Corrected, 12:00 P.M.
Jon Huntsman’s first trip to New Hampshire was a get-to-know-you affair, a chance to showcase his skills as a retail politician as he hopscotched through gun shops, VFW halls and living rooms. By virtually all accounts it was a success. The press coverage was fawning, even as Huntsman ducked policy inquiries, declining even to swing at softball questions about how his views diverged from Barack Obama’s. “I don’t want to get into specifics,” he told TIME in South Carolina, having apparently decided to wait until the jet lag wore off to start launching broadsides.
The former Utah governor and Ambassador to China still hasn’t taken any potshots at his former boss. But
on his second trip to New Hampshire last weekend, he’s begun dropping hints about how he’ll separate himself from Obama. “We have no pro-growth policies,” Huntsman told Real Clear Politics. “When’s the last time we had a free-trade agreement?”
In today’s Wall Street Journal, Huntsman lays out his own pro-growth policies. The piece should play well with most conservatives, but it’s not exactly teeming with specifics. Huntsman would pair a debt-ceiling hike with spending cuts, lower corporate tax rates while closing loopholes and deductions, “aggressively” pursue free-trade agreements. (Obama has three such agreements pending, with Columbia, Panama and South Korea; they’re held up over the White House’s decision to tie them to a renewal of a program that benefits workers.) This is largely boilerplate, and the aspect of the op-ed that will garner the most attention is Huntsman’s comments about entitlement reform. “I admire Congressman Paul Ryan’s honest attempt to save Medicare,” Huntsman writes. “Those who disagree with his approach incur a moral responsibility to propose reforms that would ensure Medicare’s ability to meet its responsibilities to retirees without imposing an unaffordable tax burden on future generations of Americans.”
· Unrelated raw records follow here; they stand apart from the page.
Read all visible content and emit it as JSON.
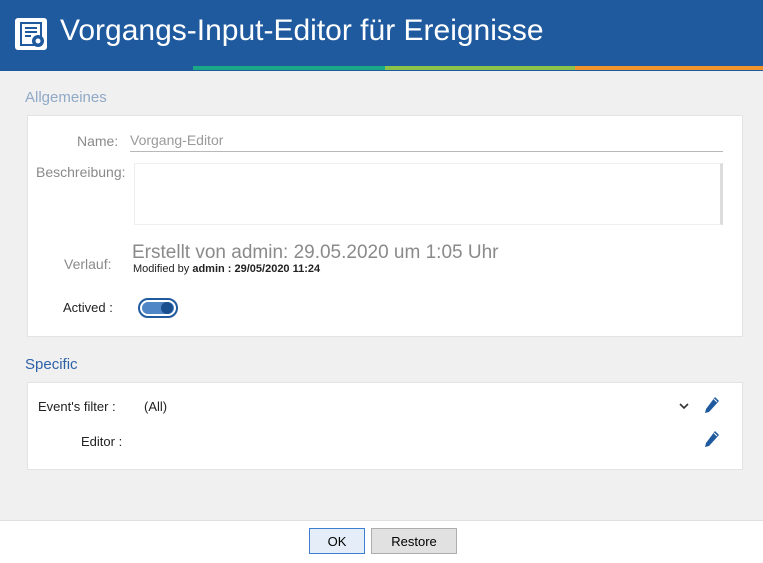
{
  "window": {
    "title": "Vorgangs-Input-Editor für Ereignisse",
    "title_icon": "editor-document-icon",
    "accent_colors": [
      "#1f5a9f",
      "#1aa889",
      "#8bc34a",
      "#f0932b"
    ]
  },
  "general": {
    "section_title": "Allgemeines",
    "name_label": "Name:",
    "name_placeholder": "Vorgang-Editor",
    "description_label": "Beschreibung:",
    "history_label": "Verlauf:",
    "history_created": "Erstellt von admin: 29.05.2020 um 1:05 Uhr",
    "history_modified_prefix": "Modified by",
    "history_modified_value": "admin : 29/05/2020 11:24",
    "actived_label": "Actived :",
    "actived": true
  },
  "specific": {
    "section_title": "Specific",
    "events_filter_label": "Event's filter :",
    "events_filter_value": "(All)",
    "editor_label": "Editor :"
  },
  "footer": {
    "ok_label": "OK",
    "restore_label": "Restore"
  },
  "colors": {
    "titlebar": "#1f5a9f",
    "section_general": "#8fa9c7",
    "section_specific": "#2d62a8",
    "toggle_on": "#1f5a9f",
    "pencil": "#1f5a9f"
  }
}
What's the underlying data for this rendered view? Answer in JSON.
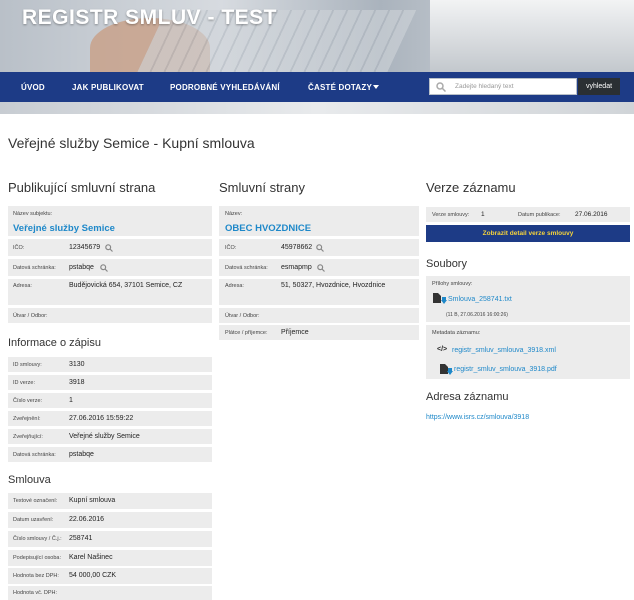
{
  "site_title": "REGISTR SMLUV - TEST",
  "nav": {
    "uvod": "ÚVOD",
    "jak": "JAK PUBLIKOVAT",
    "podrobne": "PODROBNÉ VYHLEDÁVÁNÍ",
    "caste": "ČASTÉ DOTAZY",
    "search_placeholder": "Zadejte hledaný text",
    "search_button": "vyhledat"
  },
  "page_title": "Veřejné služby Semice - Kupní smlouva",
  "publikujici": {
    "heading": "Publikující smluvní strana",
    "nazev_label": "Název subjektu:",
    "nazev": "Veřejné služby Semice",
    "ico_label": "IČO:",
    "ico": "12345679",
    "ds_label": "Datová schránka:",
    "ds": "pstabqe",
    "adresa_label": "Adresa:",
    "adresa": "Budějovická 654, 37101 Semice, CZ",
    "utvar_label": "Útvar / Odbor:"
  },
  "informace": {
    "heading": "Informace o zápisu",
    "id_smlouvy_label": "ID smlouvy:",
    "id_smlouvy": "3130",
    "id_verze_label": "ID verze:",
    "id_verze": "3918",
    "cislo_verze_label": "Číslo verze:",
    "cislo_verze": "1",
    "zverejneni_label": "Zveřejnění:",
    "zverejneni": "27.06.2016 15:59:22",
    "zverejnujici_label": "Zveřejňující:",
    "zverejnujici": "Veřejné služby Semice",
    "ds_label": "Datová schránka:",
    "ds": "pstabqe"
  },
  "smlouva": {
    "heading": "Smlouva",
    "oznaceni_label": "Textové označení:",
    "oznaceni": "Kupní smlouva",
    "datum_label": "Datum uzavření:",
    "datum": "22.06.2016",
    "cislo_label": "Číslo smlouvy / Č.j.:",
    "cislo": "258741",
    "podepsal_label": "Podepisující osoba:",
    "podepsal": "Karel Našinec",
    "bez_dph_label": "Hodnota bez DPH:",
    "bez_dph": "54 000,00 CZK",
    "s_dph_label": "Hodnota vč. DPH:"
  },
  "strany": {
    "heading": "Smluvní strany",
    "nazev_label": "Název:",
    "nazev": "OBEC HVOZDNICE",
    "ico_label": "IČO:",
    "ico": "45978662",
    "ds_label": "Datová schránka:",
    "ds": "esmapmp",
    "adresa_label": "Adresa:",
    "adresa": "51, 50327, Hvozdnice, Hvozdnice",
    "utvar_label": "Útvar / Odbor:",
    "platce_label": "Plátce / příjemce:",
    "platce": "Příjemce"
  },
  "verze": {
    "heading": "Verze záznamu",
    "verze_label": "Verze smlouvy:",
    "verze": "1",
    "datum_label": "Datum publikace:",
    "datum": "27.06.2016",
    "detail_button": "Zobrazit detail verze smlouvy"
  },
  "soubory": {
    "heading": "Soubory",
    "prilohy_label": "Přílohy smlouvy:",
    "priloha_name": "Smlouva_258741.txt",
    "priloha_info": "(11 B, 27.06.2016 16:00:26)",
    "metadata_label": "Metadata záznamu:",
    "xml": "registr_smluv_smlouva_3918.xml",
    "pdf": "registr_smluv_smlouva_3918.pdf"
  },
  "adresa": {
    "heading": "Adresa záznamu",
    "url": "https://www.isrs.cz/smlouva/3918"
  },
  "colors": {
    "nav": "#1d3b86",
    "link": "#1e88c9",
    "button_text": "#f5d33b",
    "row": "#ececec"
  }
}
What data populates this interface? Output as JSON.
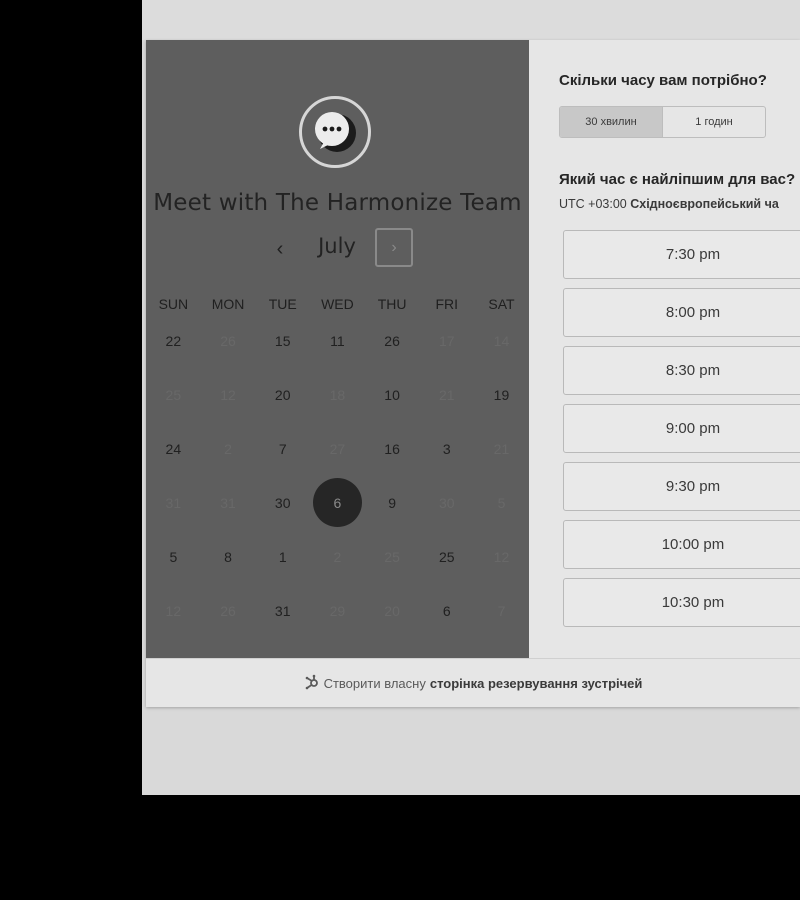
{
  "left": {
    "title": "Meet with The Harmonize Team",
    "month": "July",
    "prev_glyph": "‹",
    "next_glyph": "›",
    "weekdays": [
      "SUN",
      "MON",
      "TUE",
      "WED",
      "THU",
      "FRI",
      "SAT"
    ],
    "weeks": [
      [
        {
          "d": "22",
          "s": "active"
        },
        {
          "d": "26",
          "s": "inactive"
        },
        {
          "d": "15",
          "s": "active"
        },
        {
          "d": "11",
          "s": "active"
        },
        {
          "d": "26",
          "s": "active"
        },
        {
          "d": "17",
          "s": "inactive"
        },
        {
          "d": "14",
          "s": "inactive"
        }
      ],
      [
        {
          "d": "25",
          "s": "inactive"
        },
        {
          "d": "12",
          "s": "inactive"
        },
        {
          "d": "20",
          "s": "active"
        },
        {
          "d": "18",
          "s": "inactive"
        },
        {
          "d": "10",
          "s": "active"
        },
        {
          "d": "21",
          "s": "inactive"
        },
        {
          "d": "19",
          "s": "active"
        }
      ],
      [
        {
          "d": "24",
          "s": "active"
        },
        {
          "d": "2",
          "s": "inactive"
        },
        {
          "d": "7",
          "s": "active"
        },
        {
          "d": "27",
          "s": "inactive"
        },
        {
          "d": "16",
          "s": "active"
        },
        {
          "d": "3",
          "s": "active"
        },
        {
          "d": "21",
          "s": "inactive"
        }
      ],
      [
        {
          "d": "31",
          "s": "inactive"
        },
        {
          "d": "31",
          "s": "inactive"
        },
        {
          "d": "30",
          "s": "active"
        },
        {
          "d": "6",
          "s": "selected"
        },
        {
          "d": "9",
          "s": "active"
        },
        {
          "d": "30",
          "s": "inactive"
        },
        {
          "d": "5",
          "s": "inactive"
        }
      ],
      [
        {
          "d": "5",
          "s": "active"
        },
        {
          "d": "8",
          "s": "active"
        },
        {
          "d": "1",
          "s": "active"
        },
        {
          "d": "2",
          "s": "inactive"
        },
        {
          "d": "25",
          "s": "inactive"
        },
        {
          "d": "25",
          "s": "active"
        },
        {
          "d": "12",
          "s": "inactive"
        }
      ],
      [
        {
          "d": "12",
          "s": "inactive"
        },
        {
          "d": "26",
          "s": "inactive"
        },
        {
          "d": "31",
          "s": "active"
        },
        {
          "d": "29",
          "s": "inactive"
        },
        {
          "d": "20",
          "s": "inactive"
        },
        {
          "d": "6",
          "s": "active"
        },
        {
          "d": "7",
          "s": "inactive"
        }
      ]
    ]
  },
  "right": {
    "duration_heading": "Скільки часу вам потрібно?",
    "duration_options": [
      "30 хвилин",
      "1 годин"
    ],
    "time_heading": "Який час є найліпшим для вас?",
    "tz_offset": "UTC +03:00",
    "tz_name": "Східноєвропейський ча",
    "slots": [
      "7:30 pm",
      "8:00 pm",
      "8:30 pm",
      "9:00 pm",
      "9:30 pm",
      "10:00 pm",
      "10:30 pm"
    ]
  },
  "footer": {
    "prefix": "Створити власну",
    "bold": "сторінка резервування зустрічей"
  },
  "icons": {
    "avatar": "chat-bubble-icon",
    "footer": "sprocket-icon"
  }
}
If Huntsman he becomes a presidential candidate, his first task will be to dispel doubts among conservatives. Many of the party faithful are suspicious of his recent ties to Obama, his Mormon roots and his past support for policy positions that have become heresies within much of the GOP like support for cap-and-trade, civil unions for gay couples and Obama’s 2009 economic stimulus package. Pledging fealty to Ryan in the face of the Republican budget’s flagging support helps burnish Huntsman’s bona fides among leery segments of the base. It’s easy to discern that is one of the op-ed’s primary purposes; he manages to name-check Ronald Reagan and Barry Goldwater in the first sentence alone. Huntsman wants to show that the “moderate” label he gets tagged with isn’t the whole story.
And it isn’t. Huntsman compiled a staunchly conservative record in Utah, on matters ranging from abortion to the budget. Expect to hear echoes of this passage everywhere he goes on the campaign trail:
When I was the governor of Utah, we cut and flattened tax rates. We balanced budgets and grew our rainy-day fund. And when the economic crisis struck, we didn’t raise taxes or rely on accounting gimmicks to hide obligations. We cut spending and made government more efficient. We increased revenues by facilitating a business environment in which innovators and job creators could expand our economic base. Utah maintained its AAA bond rating, and in 2008 it was named the best-managed state in the nation by the Pew Center on the States. We proved that government doesn’t have to choose between fiscal responsibility and economic growth.
One place where Republicans won’t be hearing much from Huntsman is Iowa, where he has little name recognition and where his views don’t always square with the state’s social conservative voters. In a recent poll of 481 Iowa Republicans, just one picked Huntsman as their preferred GOP presidential candidate. “Not 1%. One respondent,” Public Policy Polling tweeted with evident glee, noting the man also voted for Obama in 2008.
Of course, Huntsman hasn’t been running in Iowa. His path from fledgling upstart to legitimate contender will run through New Hampshire–though he’s skipping a June 13 debate as he weighs jumping into the race–and Florida, a swing state where his staff expects his even-keeled and eloquent style, international experience and pragmatic views to play well. “I think it’s fair to say he’s the most purple” of the leading GOP candidates, says an aide, who admits the characterization is “probably heretical” in some circles. “That’s not to say he’s not conservative. He certainly is. But he acknowledges things like, by the way, the world is getting warmer.” Winning the nomination hinges on finding the right shade between purple and red.
The initial version of this post said Huntsman has visited New Hampshire twice. His second trip to the state is this weekend.